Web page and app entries

══════════

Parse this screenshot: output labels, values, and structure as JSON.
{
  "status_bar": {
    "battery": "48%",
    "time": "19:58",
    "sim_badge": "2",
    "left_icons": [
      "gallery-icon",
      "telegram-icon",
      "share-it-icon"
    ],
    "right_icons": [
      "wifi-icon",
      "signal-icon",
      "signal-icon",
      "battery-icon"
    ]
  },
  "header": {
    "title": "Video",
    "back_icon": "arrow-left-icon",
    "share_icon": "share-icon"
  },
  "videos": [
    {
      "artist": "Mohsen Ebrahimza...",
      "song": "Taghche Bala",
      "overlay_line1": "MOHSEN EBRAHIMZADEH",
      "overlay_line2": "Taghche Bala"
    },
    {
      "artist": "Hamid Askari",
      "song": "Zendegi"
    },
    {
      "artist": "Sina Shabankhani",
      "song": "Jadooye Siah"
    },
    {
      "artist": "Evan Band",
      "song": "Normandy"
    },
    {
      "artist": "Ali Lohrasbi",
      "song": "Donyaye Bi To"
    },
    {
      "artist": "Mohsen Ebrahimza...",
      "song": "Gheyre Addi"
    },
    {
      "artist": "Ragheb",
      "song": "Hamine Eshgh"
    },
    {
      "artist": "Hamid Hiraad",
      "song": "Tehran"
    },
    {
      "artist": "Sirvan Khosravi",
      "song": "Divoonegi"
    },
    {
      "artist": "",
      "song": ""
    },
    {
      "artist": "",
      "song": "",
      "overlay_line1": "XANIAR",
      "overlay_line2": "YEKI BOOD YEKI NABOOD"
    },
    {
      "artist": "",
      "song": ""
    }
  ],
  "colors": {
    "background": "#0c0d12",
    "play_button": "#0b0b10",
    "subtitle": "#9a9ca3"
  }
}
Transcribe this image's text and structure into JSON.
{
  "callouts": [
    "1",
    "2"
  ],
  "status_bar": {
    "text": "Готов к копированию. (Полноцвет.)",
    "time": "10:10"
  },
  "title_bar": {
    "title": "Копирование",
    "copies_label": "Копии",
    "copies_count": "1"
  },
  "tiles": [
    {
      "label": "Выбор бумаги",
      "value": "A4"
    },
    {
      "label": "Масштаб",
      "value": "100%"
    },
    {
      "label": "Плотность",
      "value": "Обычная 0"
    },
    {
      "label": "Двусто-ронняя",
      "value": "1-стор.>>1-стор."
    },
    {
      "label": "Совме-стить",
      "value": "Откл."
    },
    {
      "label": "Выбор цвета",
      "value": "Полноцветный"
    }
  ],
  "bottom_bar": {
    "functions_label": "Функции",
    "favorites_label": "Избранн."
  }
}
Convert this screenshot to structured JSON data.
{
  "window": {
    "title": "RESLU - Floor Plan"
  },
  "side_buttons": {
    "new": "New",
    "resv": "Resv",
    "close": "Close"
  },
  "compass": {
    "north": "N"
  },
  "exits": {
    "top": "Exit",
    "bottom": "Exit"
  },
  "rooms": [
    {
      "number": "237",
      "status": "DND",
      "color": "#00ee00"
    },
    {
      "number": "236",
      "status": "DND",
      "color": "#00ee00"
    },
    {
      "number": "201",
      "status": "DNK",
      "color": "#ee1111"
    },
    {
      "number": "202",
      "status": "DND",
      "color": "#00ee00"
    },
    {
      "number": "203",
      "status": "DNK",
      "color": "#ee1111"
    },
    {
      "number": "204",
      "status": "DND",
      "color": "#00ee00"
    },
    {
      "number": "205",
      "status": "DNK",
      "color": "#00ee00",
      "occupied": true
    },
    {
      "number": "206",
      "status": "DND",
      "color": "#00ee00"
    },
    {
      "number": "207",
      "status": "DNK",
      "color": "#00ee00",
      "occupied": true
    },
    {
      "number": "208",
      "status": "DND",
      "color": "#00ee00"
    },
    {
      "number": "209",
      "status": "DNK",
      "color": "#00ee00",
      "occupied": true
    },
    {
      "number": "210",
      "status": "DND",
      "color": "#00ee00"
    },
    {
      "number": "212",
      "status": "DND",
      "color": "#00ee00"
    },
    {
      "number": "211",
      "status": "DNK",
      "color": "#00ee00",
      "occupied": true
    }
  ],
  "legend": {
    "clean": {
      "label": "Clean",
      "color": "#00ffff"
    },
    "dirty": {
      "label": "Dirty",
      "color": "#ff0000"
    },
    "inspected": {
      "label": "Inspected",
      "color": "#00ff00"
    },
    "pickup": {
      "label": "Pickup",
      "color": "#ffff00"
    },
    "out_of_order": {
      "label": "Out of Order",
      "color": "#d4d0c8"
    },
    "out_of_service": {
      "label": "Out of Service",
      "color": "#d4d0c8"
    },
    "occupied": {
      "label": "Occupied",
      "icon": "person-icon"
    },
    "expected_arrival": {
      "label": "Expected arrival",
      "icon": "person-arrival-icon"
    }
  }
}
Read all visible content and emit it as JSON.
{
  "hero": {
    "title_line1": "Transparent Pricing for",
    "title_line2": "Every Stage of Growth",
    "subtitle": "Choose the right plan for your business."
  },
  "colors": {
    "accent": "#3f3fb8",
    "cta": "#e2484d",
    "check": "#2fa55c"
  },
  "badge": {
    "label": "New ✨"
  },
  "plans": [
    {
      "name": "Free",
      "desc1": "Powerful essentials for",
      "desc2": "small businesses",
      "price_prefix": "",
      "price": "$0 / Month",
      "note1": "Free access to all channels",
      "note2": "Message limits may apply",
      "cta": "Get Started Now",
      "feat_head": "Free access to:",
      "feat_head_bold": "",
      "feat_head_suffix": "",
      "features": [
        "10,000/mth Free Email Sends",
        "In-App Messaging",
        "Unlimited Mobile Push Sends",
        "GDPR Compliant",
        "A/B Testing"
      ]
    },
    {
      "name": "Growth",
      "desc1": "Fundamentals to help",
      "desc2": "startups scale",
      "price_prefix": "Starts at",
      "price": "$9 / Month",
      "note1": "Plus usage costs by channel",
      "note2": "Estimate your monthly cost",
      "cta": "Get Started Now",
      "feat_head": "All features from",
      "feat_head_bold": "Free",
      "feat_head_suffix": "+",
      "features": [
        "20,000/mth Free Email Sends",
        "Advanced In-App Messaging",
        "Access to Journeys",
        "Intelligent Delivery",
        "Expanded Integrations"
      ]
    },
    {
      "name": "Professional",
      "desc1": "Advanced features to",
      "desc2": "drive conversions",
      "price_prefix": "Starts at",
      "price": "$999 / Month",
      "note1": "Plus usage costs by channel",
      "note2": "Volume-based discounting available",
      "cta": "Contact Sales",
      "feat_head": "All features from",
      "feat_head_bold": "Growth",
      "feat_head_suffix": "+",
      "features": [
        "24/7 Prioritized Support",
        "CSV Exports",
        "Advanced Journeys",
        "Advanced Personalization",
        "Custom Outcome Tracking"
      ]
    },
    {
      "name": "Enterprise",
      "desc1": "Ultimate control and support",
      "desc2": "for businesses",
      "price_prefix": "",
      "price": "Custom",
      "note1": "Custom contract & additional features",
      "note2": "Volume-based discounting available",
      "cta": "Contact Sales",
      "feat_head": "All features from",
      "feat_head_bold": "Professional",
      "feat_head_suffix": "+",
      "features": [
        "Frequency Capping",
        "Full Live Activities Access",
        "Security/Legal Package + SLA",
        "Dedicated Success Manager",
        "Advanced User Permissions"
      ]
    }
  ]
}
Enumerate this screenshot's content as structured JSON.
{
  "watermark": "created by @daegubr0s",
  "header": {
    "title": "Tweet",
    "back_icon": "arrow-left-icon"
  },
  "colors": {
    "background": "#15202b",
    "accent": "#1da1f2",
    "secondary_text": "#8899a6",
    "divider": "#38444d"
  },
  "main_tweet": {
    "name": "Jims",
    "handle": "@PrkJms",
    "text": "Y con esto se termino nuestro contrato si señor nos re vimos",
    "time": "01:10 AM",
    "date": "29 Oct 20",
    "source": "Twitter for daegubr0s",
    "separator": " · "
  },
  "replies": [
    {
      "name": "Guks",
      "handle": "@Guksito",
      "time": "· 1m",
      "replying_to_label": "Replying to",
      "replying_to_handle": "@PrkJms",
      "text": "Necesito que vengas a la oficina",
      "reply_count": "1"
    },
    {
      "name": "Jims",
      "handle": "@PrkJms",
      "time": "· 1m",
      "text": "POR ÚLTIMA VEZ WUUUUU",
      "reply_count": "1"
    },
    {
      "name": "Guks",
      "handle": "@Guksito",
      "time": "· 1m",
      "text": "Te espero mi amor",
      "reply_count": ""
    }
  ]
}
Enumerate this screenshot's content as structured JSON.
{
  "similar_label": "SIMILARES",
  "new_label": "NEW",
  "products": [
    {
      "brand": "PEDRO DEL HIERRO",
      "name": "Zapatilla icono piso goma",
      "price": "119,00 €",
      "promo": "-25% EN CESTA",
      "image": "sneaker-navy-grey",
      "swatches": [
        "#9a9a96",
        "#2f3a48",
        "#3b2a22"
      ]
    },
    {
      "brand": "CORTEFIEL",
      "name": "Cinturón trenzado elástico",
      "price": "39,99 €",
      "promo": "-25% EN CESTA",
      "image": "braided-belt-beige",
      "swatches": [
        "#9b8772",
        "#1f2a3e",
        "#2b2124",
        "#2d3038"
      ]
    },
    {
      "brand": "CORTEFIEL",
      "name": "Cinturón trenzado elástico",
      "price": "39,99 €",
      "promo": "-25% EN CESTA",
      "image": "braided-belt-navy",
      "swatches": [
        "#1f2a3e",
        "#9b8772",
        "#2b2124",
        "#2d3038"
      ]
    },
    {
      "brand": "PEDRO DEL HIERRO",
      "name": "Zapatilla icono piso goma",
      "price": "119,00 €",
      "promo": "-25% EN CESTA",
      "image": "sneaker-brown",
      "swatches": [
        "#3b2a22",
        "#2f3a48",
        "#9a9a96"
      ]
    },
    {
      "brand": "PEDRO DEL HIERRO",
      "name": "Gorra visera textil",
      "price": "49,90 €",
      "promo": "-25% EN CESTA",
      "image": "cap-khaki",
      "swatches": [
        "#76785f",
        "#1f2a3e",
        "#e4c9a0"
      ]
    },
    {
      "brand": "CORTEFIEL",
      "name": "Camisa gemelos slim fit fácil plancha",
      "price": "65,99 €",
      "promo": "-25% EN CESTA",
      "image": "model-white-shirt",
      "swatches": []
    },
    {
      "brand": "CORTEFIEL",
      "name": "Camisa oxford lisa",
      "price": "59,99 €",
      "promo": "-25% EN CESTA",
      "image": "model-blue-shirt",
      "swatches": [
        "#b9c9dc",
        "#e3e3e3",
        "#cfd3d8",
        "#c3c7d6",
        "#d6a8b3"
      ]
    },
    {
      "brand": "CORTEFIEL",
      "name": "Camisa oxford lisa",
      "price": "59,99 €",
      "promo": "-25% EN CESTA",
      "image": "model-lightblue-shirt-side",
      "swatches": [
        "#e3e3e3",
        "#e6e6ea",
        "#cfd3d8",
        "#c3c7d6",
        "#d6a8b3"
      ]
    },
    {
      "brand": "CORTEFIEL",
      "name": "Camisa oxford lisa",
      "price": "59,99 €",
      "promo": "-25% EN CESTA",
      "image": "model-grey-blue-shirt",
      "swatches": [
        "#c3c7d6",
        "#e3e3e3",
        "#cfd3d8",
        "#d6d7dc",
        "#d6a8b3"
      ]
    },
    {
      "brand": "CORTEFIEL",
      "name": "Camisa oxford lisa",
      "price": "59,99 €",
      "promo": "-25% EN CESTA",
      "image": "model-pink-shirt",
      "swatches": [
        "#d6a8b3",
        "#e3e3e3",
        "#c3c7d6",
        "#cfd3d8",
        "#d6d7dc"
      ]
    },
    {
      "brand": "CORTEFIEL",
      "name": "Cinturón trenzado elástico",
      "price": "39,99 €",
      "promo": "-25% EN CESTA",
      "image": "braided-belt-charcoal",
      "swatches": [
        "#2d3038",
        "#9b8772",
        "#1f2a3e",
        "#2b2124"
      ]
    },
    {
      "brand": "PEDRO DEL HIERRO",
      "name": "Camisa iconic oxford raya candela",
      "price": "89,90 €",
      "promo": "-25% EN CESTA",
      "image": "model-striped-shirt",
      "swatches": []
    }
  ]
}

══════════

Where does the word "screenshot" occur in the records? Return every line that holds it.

Parse this screenshot: output labels, values, and structure as JSON.
Convert this screenshot to structured JSON data.
Enumerate this screenshot's content as structured JSON.
Enumerate this screenshot's content as structured JSON.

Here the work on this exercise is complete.